Bent wheels are more common than blown tires, but there are plenty of both this year.
Catastrophic blowouts are easy to recognize, but many drivers have tire damage they never realize was caused by a pothole, said Matt Edmonds, vice president of online retailer the Tire Rack.
The tire's inner liner — the part that holds the air — gets pinched between the road and the wheel when a car hits a pothole. That tears the lining, creating a leak that causes a blister on the sidewall of the tire. You might never notice the blister because it shows up only when the tire is hot from driving and the air inside expands. Just to make it tougher, many blisters are hidden from view on the tire's inner sidewall.
“A torn inner liner is not repairable,” Edmonds said. “It can lead to tire failure months later when the tire gets hot in the summer.”
He recommends monitoring tire pressure to see whether there's a slow leak, then having a tire shop check for damage, including the easy-to-overlook damaged liner.
Mark Phelan is the Detroit Free Press auto critic. He can be reached at firstname.lastname@example.org.
Show commenting policy
TribLive commenting policy
You are solely responsible for your comments and by using TribLive.com you agree to our Terms of Service.
We moderate comments. Our goal is to provide substantive commentary for a general readership. By screening submissions, we provide a space where readers can share intelligent and informed commentary that enhances the quality of our news and information.
While most comments will be posted if they are on-topic and not abusive, moderating decisions are subjective. We will make them as carefully and consistently as we can. Because of the volume of reader comments, we cannot review individual moderation decisions with readers.
We value thoughtful comments representing a range of views that make their point quickly and politely. We make an effort to protect discussions from repeated comments either by the same reader or different readers.
We follow the same standards for taste as the daily newspaper. A few things we won't tolerate: personal attacks, obscenity, vulgarity, profanity (including expletives and letters followed by dashes), commercial promotion, impersonations, incoherence, proselytizing and SHOUTING. Don't include URLs to Web sites.

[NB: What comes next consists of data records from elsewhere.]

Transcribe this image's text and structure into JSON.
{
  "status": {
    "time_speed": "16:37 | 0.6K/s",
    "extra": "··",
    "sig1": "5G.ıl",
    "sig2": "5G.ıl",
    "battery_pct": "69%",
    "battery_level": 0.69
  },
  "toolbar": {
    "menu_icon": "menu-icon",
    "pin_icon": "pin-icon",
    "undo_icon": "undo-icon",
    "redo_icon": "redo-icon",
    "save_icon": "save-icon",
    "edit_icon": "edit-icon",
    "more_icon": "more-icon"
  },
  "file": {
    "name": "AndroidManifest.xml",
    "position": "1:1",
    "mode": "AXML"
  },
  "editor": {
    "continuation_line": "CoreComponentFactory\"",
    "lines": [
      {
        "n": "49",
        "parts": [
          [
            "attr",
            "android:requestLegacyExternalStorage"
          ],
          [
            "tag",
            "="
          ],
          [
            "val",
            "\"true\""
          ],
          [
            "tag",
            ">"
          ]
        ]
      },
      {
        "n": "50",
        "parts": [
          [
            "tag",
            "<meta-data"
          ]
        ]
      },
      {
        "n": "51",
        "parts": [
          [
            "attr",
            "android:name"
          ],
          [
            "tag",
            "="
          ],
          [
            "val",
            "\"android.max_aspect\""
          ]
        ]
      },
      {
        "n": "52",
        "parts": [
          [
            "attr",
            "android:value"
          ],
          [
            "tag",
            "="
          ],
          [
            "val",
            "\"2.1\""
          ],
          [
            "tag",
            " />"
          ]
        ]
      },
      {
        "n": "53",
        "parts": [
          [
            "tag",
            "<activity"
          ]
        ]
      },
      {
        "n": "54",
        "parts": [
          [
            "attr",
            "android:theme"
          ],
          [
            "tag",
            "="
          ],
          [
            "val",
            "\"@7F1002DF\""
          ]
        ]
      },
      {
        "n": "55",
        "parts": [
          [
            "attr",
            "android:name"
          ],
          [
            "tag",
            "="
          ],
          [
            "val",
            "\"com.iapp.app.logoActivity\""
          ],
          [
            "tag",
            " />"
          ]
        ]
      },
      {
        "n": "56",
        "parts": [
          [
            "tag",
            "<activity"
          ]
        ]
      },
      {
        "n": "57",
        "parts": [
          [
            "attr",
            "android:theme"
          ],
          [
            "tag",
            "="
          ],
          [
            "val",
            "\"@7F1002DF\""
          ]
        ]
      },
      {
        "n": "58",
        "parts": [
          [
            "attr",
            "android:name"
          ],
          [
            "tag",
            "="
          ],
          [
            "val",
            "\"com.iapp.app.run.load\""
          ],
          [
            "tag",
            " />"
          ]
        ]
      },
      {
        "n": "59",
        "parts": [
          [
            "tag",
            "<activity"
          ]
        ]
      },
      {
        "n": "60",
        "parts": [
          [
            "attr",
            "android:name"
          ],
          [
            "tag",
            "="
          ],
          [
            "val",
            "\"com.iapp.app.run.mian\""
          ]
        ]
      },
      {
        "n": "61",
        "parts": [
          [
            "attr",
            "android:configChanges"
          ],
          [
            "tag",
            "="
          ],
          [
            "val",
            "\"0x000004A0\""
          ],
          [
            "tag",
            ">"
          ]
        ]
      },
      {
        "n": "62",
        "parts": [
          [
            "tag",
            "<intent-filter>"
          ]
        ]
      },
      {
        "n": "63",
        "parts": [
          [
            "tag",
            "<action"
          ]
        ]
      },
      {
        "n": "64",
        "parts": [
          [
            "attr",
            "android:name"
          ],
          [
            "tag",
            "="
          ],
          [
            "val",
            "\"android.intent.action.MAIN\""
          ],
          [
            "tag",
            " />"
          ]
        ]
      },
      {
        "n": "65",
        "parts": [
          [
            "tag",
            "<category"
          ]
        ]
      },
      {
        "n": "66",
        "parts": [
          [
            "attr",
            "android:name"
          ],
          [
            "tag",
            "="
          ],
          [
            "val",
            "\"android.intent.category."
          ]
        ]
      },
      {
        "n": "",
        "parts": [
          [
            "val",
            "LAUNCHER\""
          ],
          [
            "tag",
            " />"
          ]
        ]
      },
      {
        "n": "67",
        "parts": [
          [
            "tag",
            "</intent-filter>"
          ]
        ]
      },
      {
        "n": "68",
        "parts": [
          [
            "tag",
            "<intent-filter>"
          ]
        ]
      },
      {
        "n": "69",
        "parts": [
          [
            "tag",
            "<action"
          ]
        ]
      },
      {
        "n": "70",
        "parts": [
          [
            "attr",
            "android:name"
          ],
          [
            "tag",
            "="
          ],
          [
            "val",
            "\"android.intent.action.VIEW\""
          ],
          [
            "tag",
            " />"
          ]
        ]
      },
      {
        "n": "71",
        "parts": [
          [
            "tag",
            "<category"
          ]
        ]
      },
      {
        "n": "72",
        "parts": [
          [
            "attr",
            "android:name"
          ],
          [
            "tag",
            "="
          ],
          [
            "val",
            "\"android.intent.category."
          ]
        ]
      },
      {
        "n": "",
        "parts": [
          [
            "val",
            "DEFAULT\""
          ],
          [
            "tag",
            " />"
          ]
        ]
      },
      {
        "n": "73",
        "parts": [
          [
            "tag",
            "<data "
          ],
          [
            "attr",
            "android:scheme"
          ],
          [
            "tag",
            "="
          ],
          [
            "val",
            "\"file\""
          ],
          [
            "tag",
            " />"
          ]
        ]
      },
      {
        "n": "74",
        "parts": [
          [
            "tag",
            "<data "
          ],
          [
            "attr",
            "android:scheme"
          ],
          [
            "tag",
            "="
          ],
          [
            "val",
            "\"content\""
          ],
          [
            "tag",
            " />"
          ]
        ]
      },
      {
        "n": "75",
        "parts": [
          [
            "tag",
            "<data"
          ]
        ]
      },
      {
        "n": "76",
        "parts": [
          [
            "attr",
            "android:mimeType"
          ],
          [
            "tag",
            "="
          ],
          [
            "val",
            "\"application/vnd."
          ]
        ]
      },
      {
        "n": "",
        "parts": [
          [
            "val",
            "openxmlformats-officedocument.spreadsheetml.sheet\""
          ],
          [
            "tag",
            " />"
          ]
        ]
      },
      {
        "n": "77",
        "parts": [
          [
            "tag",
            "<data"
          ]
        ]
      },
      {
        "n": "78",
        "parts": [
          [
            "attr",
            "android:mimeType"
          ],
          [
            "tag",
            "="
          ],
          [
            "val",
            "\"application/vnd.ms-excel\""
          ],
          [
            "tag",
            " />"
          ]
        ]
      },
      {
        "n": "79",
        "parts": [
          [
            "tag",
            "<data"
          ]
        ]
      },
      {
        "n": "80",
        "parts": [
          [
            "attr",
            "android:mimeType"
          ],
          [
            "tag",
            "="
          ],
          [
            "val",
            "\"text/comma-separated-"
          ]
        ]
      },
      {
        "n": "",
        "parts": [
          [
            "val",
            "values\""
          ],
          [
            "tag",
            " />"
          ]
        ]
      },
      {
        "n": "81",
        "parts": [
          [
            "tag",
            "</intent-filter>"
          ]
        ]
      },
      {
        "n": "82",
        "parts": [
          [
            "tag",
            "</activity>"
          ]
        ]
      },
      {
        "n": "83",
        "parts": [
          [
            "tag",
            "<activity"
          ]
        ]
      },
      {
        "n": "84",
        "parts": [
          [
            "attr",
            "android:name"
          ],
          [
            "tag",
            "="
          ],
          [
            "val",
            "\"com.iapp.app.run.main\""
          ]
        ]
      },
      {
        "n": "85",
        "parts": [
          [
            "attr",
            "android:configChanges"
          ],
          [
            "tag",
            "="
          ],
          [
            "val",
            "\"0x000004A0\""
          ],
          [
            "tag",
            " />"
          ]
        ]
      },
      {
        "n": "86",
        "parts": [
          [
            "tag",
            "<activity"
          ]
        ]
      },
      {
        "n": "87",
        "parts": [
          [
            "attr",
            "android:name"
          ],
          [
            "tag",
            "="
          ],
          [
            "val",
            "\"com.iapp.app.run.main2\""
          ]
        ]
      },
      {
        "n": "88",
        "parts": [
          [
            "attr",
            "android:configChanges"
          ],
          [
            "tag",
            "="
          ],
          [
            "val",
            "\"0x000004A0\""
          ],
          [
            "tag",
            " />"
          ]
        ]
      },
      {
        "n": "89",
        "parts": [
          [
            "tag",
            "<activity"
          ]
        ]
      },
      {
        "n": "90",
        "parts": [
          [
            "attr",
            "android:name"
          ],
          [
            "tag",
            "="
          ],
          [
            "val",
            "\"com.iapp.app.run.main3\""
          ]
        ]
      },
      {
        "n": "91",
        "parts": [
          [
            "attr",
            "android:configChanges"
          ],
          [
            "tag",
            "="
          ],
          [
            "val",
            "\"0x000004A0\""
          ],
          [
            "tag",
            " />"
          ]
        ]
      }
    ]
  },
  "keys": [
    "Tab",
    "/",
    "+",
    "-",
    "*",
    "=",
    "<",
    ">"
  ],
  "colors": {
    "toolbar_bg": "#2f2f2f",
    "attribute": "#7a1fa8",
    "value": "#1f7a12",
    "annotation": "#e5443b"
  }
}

We do not edit comments. They are either approved or deleted. We reserve the right to edit a comment that is quoted or excerpted in an article. In this case, we may fix spelling and punctuation.
We welcome strong opinions and criticism of our work, but we don't want comments to become bogged down with discussions of our policies and we will moderate accordingly.
We appreciate it when readers and people quoted in articles or blog posts point out errors of fact or emphasis and will investigate all assertions. But these suggestions should be sent via e-mail. To avoid distracting other readers, we won't publish comments that suggest a correction. Instead, corrections will be made in a blog post or in an article.
- How to avoid Amazon and still get deals
- Strengthening U.S. growth reflects help from Federal Reserve
- Sweet tooth will cost you more next year
- Mylan’s 3Q profit triples on strong U.S. sales
- Profit falls at vitamin retailer GNC Holdings in third quarter
- Radiation detection of drilling waste nearly set at W.Va. landfills
- Hedge funds sue to block EDMC deal
- Kennametal profit, sales improve in 1Q, but forecast reduced
- Bayer profit edges higher, raises forecasts
- Apple CEO Tim Cook: ‘I’m proud to be gay’
- Health care law compliance complex for employers